Responding to Jordan’s drought and water scarcity through behavioural change, not just technology

The development of an action plan that will help reduce the risks and vulnerabilities of those most affected by drought is critical, and urgent.

By Louise Sarant, IWMI consultant, MENAdrought, and Rachael McDonnell, Strategic Program Director – Water, Climate Change & Resilience.

Green bushes separate salty dry soil and plant field near the Azraq Basin (Qa ‘Al-Azraq) in Jordan. Photo credit IWMI

Improved irrigation and agricultural practices are touted as efficient ways to mitigate drought impacts. Paradoxically, that may not be the case in Jordan, where the use of state-of-the-art irrigation technology by commercial farmers in the East has accelerated the depletion of aquifers. A recent IWMI study argues that technology has to go hand-in-hand with improved irrigation behaviours and regulations to result in reduced water abstraction and ramp-up the country’s hydric mitigation of frequent drought events.

As one of the world’s most water-deprived countries, Jordan is struggling to deliver enough freshwater to its population and farmers.
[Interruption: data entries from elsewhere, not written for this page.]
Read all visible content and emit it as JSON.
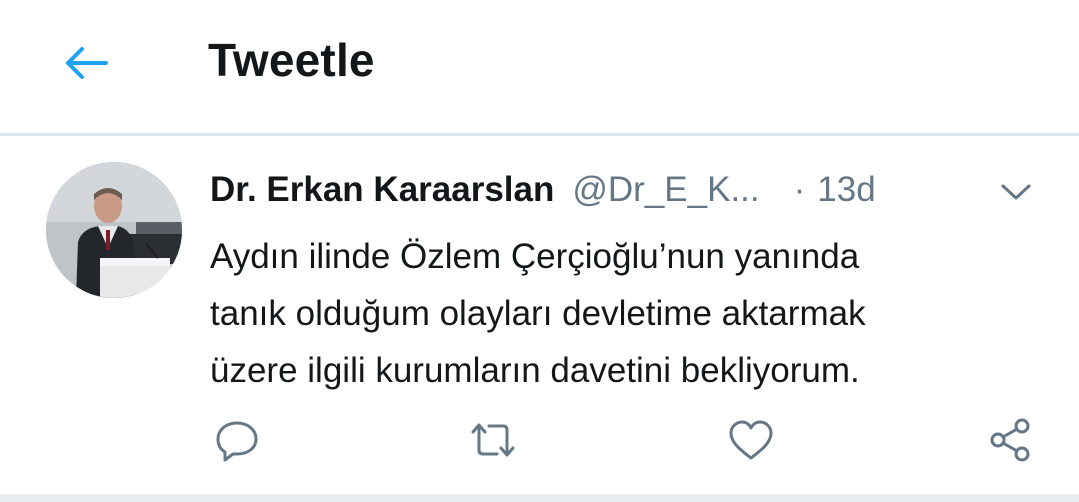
{
  "header": {
    "title": "Tweetle",
    "back_icon": "arrow-left-icon",
    "accent_color": "#1da1f2"
  },
  "tweet": {
    "author_name": "Dr. Erkan Karaarslan",
    "author_handle": "@Dr_E_K...",
    "separator": "·",
    "time": "13d",
    "text_lines": [
      "Aydın ilinde Özlem Çerçioğlu’nun yanında",
      "tanık olduğum olayları devletime aktarmak",
      "üzere ilgili kurumların davetini bekliyorum."
    ],
    "menu_icon": "chevron-down-icon",
    "actions": [
      {
        "name": "reply",
        "icon": "reply-icon"
      },
      {
        "name": "retweet",
        "icon": "retweet-icon"
      },
      {
        "name": "like",
        "icon": "heart-icon"
      },
      {
        "name": "share",
        "icon": "share-icon"
      }
    ]
  }
}
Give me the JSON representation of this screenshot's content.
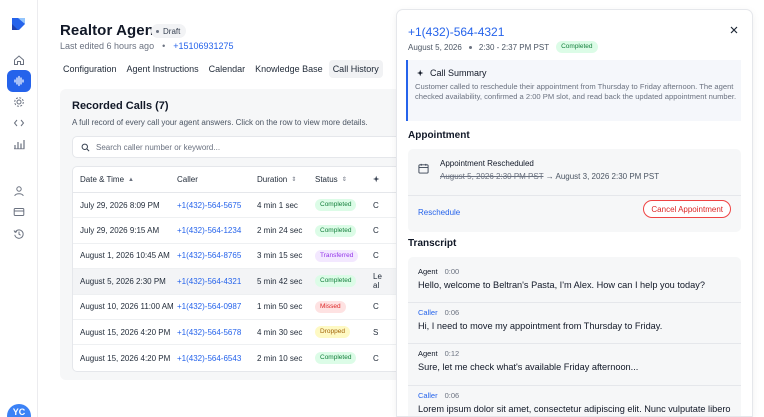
{
  "agent": {
    "title": "Realtor Agent",
    "status": "Draft",
    "last_edited": "Last edited 6 hours ago",
    "phone": "+15106931275"
  },
  "tabs": [
    {
      "label": "Configuration",
      "active": false
    },
    {
      "label": "Agent Instructions",
      "active": false
    },
    {
      "label": "Calendar",
      "active": false
    },
    {
      "label": "Knowledge Base",
      "active": false
    },
    {
      "label": "Call History",
      "active": true
    }
  ],
  "calls": {
    "title": "Recorded Calls (7)",
    "description": "A full record of every call your agent answers. Click on the row to view more details.",
    "search_placeholder": "Search caller number or keyword...",
    "columns": [
      "Date & Time",
      "Caller",
      "Duration",
      "Status"
    ],
    "rows": [
      {
        "date": "July 29, 2026 8:09 PM",
        "caller": "+1(432)-564-5675",
        "duration": "4 min 1 sec",
        "status": "Completed",
        "extra": "C"
      },
      {
        "date": "July 29, 2026 9:15 AM",
        "caller": "+1(432)-564-1234",
        "duration": "2 min 24 sec",
        "status": "Completed",
        "extra": "C"
      },
      {
        "date": "August 1, 2026 10:45 AM",
        "caller": "+1(432)-564-8765",
        "duration": "3 min 15 sec",
        "status": "Transferred",
        "extra": "C"
      },
      {
        "date": "August 5, 2026 2:30 PM",
        "caller": "+1(432)-564-4321",
        "duration": "5 min 42 sec",
        "status": "Completed",
        "extra": "Le",
        "extra2": "al"
      },
      {
        "date": "August 10, 2026 11:00 AM",
        "caller": "+1(432)-564-0987",
        "duration": "1 min 50 sec",
        "status": "Missed",
        "extra": "C"
      },
      {
        "date": "August 15, 2026 4:20 PM",
        "caller": "+1(432)-564-5678",
        "duration": "4 min 30 sec",
        "status": "Dropped",
        "extra": "S"
      },
      {
        "date": "August 15, 2026 4:20 PM",
        "caller": "+1(432)-564-6543",
        "duration": "2 min 10 sec",
        "status": "Completed",
        "extra": "C"
      }
    ]
  },
  "status_colors": {
    "Completed": {
      "bg": "#dcfce7",
      "fg": "#15803d"
    },
    "Transferred": {
      "bg": "#f3e8ff",
      "fg": "#9333ea"
    },
    "Missed": {
      "bg": "#fee2e2",
      "fg": "#dc2626"
    },
    "Dropped": {
      "bg": "#fef9c3",
      "fg": "#a16207"
    }
  },
  "detail": {
    "phone": "+1(432)-564-4321",
    "date": "August 5, 2026",
    "time": "2:30 - 2:37 PM PST",
    "status": "Completed",
    "summary_title": "Call Summary",
    "summary_text": "Customer called to reschedule their appointment from Thursday to Friday afternoon. The agent checked availability, confirmed a 2:00 PM slot, and read back the updated appointment number.",
    "appointment_heading": "Appointment",
    "appointment_title": "Appointment Rescheduled",
    "appointment_old": "August 5, 2026 2:30 PM PST",
    "appointment_arrow": "→",
    "appointment_new": "August 3, 2026 2:30 PM PST",
    "reschedule_label": "Reschedule",
    "cancel_label": "Cancel Appointment",
    "transcript_heading": "Transcript",
    "transcript": [
      {
        "speaker": "Agent",
        "time": "0:00",
        "text": "Hello, welcome to Beltran's Pasta, I'm Alex. How can I help you today?"
      },
      {
        "speaker": "Caller",
        "time": "0:06",
        "text": "Hi, I need to move my appointment from Thursday to Friday."
      },
      {
        "speaker": "Agent",
        "time": "0:12",
        "text": "Sure, let me check what's available Friday afternoon..."
      },
      {
        "speaker": "Caller",
        "time": "0:06",
        "text": "Lorem ipsum dolor sit amet, consectetur adipiscing elit. Nunc vulputate libero"
      }
    ]
  },
  "user": {
    "initials": "YC"
  },
  "accent": "#2563eb"
}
Water access is particularly erratic during drought events, which have been increasing in frequency and severity. Groundwater levels drop by roughly a meter annually, the result of prolonged drought and of the proliferation of thousands of illegal wells that are pumping the country’s aquifers to extinction.

Read the full article on

Funders & Partners:

Related Articles